DATA EXTRACT Start Marker

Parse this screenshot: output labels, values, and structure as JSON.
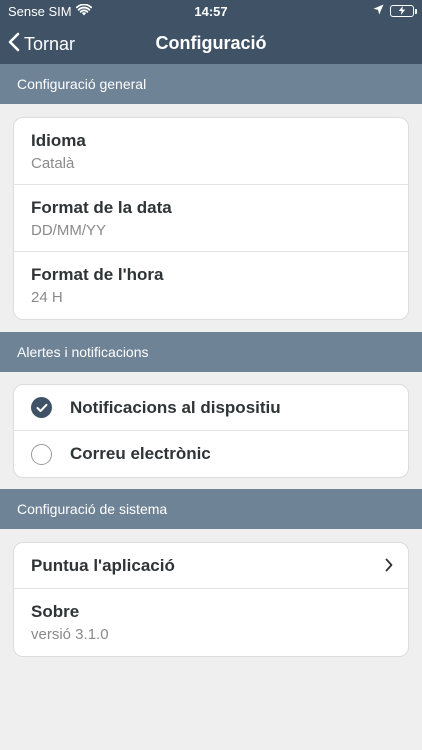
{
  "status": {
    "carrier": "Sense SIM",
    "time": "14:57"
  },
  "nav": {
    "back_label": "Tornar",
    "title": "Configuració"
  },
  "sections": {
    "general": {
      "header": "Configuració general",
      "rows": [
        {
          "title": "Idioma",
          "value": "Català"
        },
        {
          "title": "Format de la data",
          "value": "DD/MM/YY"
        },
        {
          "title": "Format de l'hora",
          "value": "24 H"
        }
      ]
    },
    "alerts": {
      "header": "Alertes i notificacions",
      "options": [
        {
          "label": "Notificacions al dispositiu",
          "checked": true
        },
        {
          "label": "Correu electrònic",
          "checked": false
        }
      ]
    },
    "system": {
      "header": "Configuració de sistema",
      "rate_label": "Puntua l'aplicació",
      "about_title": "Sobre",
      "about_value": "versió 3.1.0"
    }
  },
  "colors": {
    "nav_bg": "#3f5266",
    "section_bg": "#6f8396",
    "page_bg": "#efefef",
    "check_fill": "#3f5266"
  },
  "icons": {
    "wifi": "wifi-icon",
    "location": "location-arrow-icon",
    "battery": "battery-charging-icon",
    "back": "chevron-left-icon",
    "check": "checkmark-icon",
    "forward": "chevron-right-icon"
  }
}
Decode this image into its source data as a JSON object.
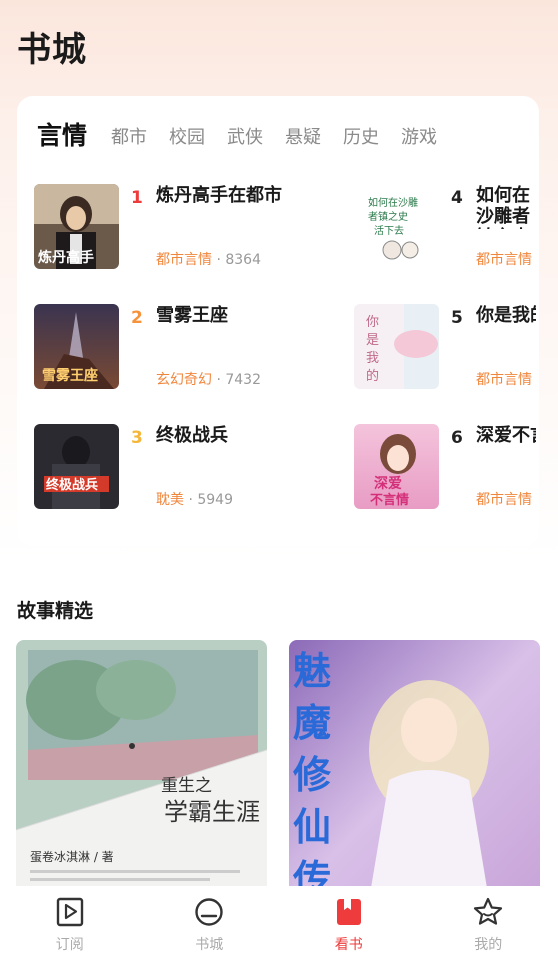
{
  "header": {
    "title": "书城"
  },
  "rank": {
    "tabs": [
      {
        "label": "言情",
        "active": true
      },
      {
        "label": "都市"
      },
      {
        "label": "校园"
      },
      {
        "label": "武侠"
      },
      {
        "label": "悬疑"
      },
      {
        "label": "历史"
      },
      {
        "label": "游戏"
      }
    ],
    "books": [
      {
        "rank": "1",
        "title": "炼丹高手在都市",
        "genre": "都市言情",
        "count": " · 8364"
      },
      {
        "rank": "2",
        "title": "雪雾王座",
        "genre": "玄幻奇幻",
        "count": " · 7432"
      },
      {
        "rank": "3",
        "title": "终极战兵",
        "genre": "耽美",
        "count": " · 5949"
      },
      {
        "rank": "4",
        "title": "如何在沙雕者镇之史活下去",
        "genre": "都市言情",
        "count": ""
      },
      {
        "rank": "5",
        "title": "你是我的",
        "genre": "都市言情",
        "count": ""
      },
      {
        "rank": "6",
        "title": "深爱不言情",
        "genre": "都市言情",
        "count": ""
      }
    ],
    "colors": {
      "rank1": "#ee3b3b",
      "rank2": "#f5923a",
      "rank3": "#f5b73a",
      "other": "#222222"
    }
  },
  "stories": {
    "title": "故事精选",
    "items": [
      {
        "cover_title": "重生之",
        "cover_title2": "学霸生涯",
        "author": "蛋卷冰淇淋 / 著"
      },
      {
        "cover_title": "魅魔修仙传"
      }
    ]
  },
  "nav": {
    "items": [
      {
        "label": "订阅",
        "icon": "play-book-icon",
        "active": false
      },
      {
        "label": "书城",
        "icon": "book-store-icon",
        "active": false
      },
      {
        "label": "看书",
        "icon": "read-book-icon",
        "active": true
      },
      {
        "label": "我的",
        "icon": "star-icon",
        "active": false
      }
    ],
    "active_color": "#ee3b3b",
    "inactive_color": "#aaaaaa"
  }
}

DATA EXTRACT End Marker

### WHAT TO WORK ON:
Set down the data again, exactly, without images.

### RESPONSE TO THE TASK:
Parse this screenshot: output labels, values, and structure as JSON.
{
  "status": {
    "carrier": "Sense SIM",
    "time": "14:57"
  },
  "nav": {
    "back_label": "Tornar",
    "title": "Configuració"
  },
  "sections": {
    "general": {
      "header": "Configuració general",
      "rows": [
        {
          "title": "Idioma",
          "value": "Català"
        },
        {
          "title": "Format de la data",
          "value": "DD/MM/YY"
        },
        {
          "title": "Format de l'hora",
          "value": "24 H"
        }
      ]
    },
    "alerts": {
      "header": "Alertes i notificacions",
      "options": [
        {
          "label": "Notificacions al dispositiu",
          "checked": true
        },
        {
          "label": "Correu electrònic",
          "checked": false
        }
      ]
    },
    "system": {
      "header": "Configuració de sistema",
      "rate_label": "Puntua l'aplicació",
      "about_title": "Sobre",
      "about_value": "versió 3.1.0"
    }
  },
  "colors": {
    "nav_bg": "#3f5266",
    "section_bg": "#6f8396",
    "page_bg": "#efefef",
    "check_fill": "#3f5266"
  },
  "icons": {
    "wifi": "wifi-icon",
    "location": "location-arrow-icon",
    "battery": "battery-charging-icon",
    "back": "chevron-left-icon",
    "check": "checkmark-icon",
    "forward": "chevron-right-icon"
  }
}
Decode this image into its source data as a JSON object.
{
  "header": {
    "title": "书城"
  },
  "rank": {
    "tabs": [
      {
        "label": "言情",
        "active": true
      },
      {
        "label": "都市"
      },
      {
        "label": "校园"
      },
      {
        "label": "武侠"
      },
      {
        "label": "悬疑"
      },
      {
        "label": "历史"
      },
      {
        "label": "游戏"
      }
    ],
    "books": [
      {
        "rank": "1",
        "title": "炼丹高手在都市",
        "genre": "都市言情",
        "count": " · 8364"
      },
      {
        "rank": "2",
        "title": "雪雾王座",
        "genre": "玄幻奇幻",
        "count": " · 7432"
      },
      {
        "rank": "3",
        "title": "终极战兵",
        "genre": "耽美",
        "count": " · 5949"
      },
      {
        "rank": "4",
        "title": "如何在沙雕者镇之史活下去",
        "genre": "都市言情",
        "count": ""
      },
      {
        "rank": "5",
        "title": "你是我的",
        "genre": "都市言情",
        "count": ""
      },
      {
        "rank": "6",
        "title": "深爱不言情",
        "genre": "都市言情",
        "count": ""
      }
    ],
    "colors": {
      "rank1": "#ee3b3b",
      "rank2": "#f5923a",
      "rank3": "#f5b73a",
      "other": "#222222"
    }
  },
  "stories": {
    "title": "故事精选",
    "items": [
      {
        "cover_title": "重生之",
        "cover_title2": "学霸生涯",
        "author": "蛋卷冰淇淋 / 著"
      },
      {
        "cover_title": "魅魔修仙传"
      }
    ]
  },
  "nav": {
    "items": [
      {
        "label": "订阅",
        "icon": "play-book-icon",
        "active": false
      },
      {
        "label": "书城",
        "icon": "book-store-icon",
        "active": false
      },
      {
        "label": "看书",
        "icon": "read-book-icon",
        "active": true
      },
      {
        "label": "我的",
        "icon": "star-icon",
        "active": false
      }
    ],
    "active_color": "#ee3b3b",
    "inactive_color": "#aaaaaa"
  }
}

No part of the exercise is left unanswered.